I would love to tell you that my children don’t like chocolate.
But sadly they are not amongst those who would choose a carrot stick over a Cadbury’s chocolate finger.
They were born with extremely sweet teeth, like their mother. Embarrassingly even the Toddler (recently graduated from The Baby) who is sub 2 years old has had his fair share of chocolate.
He decided early on in his little life that rice cakes were quite simply out of the question.
With Easter fast approaching, vast eggs are beckoning around every aisle of the supermarkets. The shelves are bulging with mini eggs of all descriptions, egg cups overflowing with jellies and chocolate bunny rabbits.
The Toddler sits in the trolley shouting, “Choc Choc,” as we pass yet another display, enticing us to get purchasing early for Easter.
Out of all four of our small brood, I think we can safely say that he is the family’s confirmed chocoholic. At a very young age he refined his small taste buds choosing to rule out anything that resembled a vegetable, with the exception of a baked bean of course.
My dilemma is how to tackle Easter with a brood of chocoholic children this year?
Do I restrict it to a modest ‘organic’ Easter egg hunt in the garden after Sunday lunch or do I give in to a chocolate frenzy at dawn?
Last Easter, after much deliberation, I decided not to restrict my children’s chocolate consumption. My theory was to let them eat what they wanted and with any luck they would eat so much of it they would be put off chocolate for life. I would finally be able to join the gang of parents who proudly say,
“My children prefer fruit to ‘Freddos’ thank you.” Sadly my theory fell flat on its face.
The Easter Bunny had been very generous thanks to lots of tip offs from grandparents and the children delighted in the lapse in chocolate sanctions for one day only.

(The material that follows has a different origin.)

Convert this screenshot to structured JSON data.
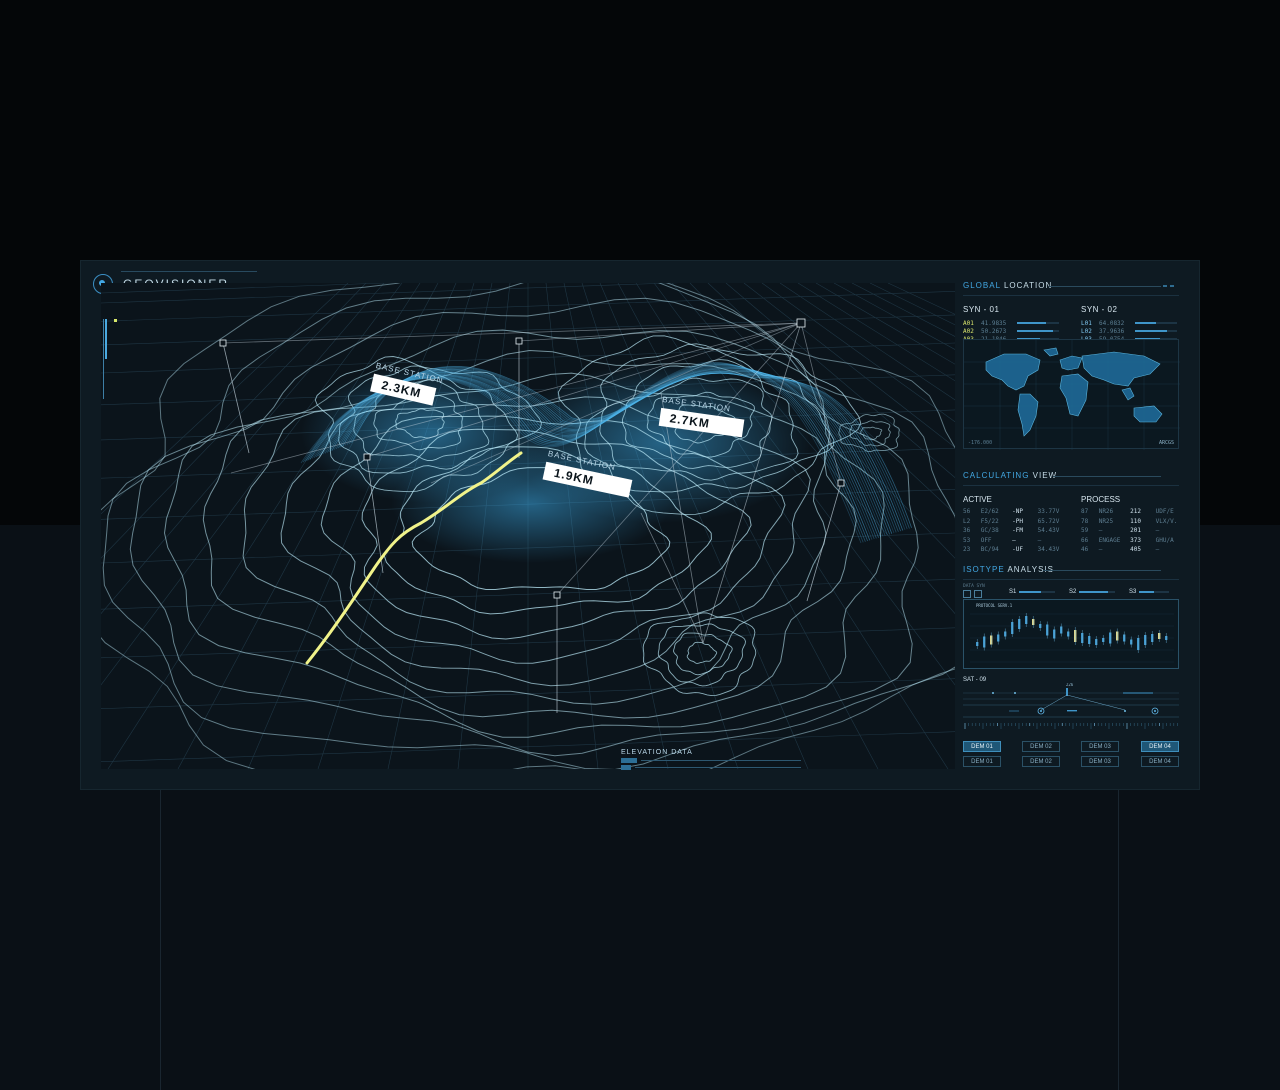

Heads down they ate their way through eggs from breakfast until supper barely coming up for air. They even managed several enthusiastic hunts for eggs around the garden, thanks to the Labrador who graciously missed a few.
They successfully smashed through my theory as if they knew that the clock was ticking and that shortly they would be ‘de-toxing’ on broccoli.
Admittedly though the chocolate did not make them sick.
They were no more hyperactive than usual and there were no temper tantrums.
On the contrary they were beautifully behaved and blissfully happy.
So with Easter 2011 and a potential chocolate gorge fast approaching, my message is simple – if you can’t beat them join them. Happy Easter.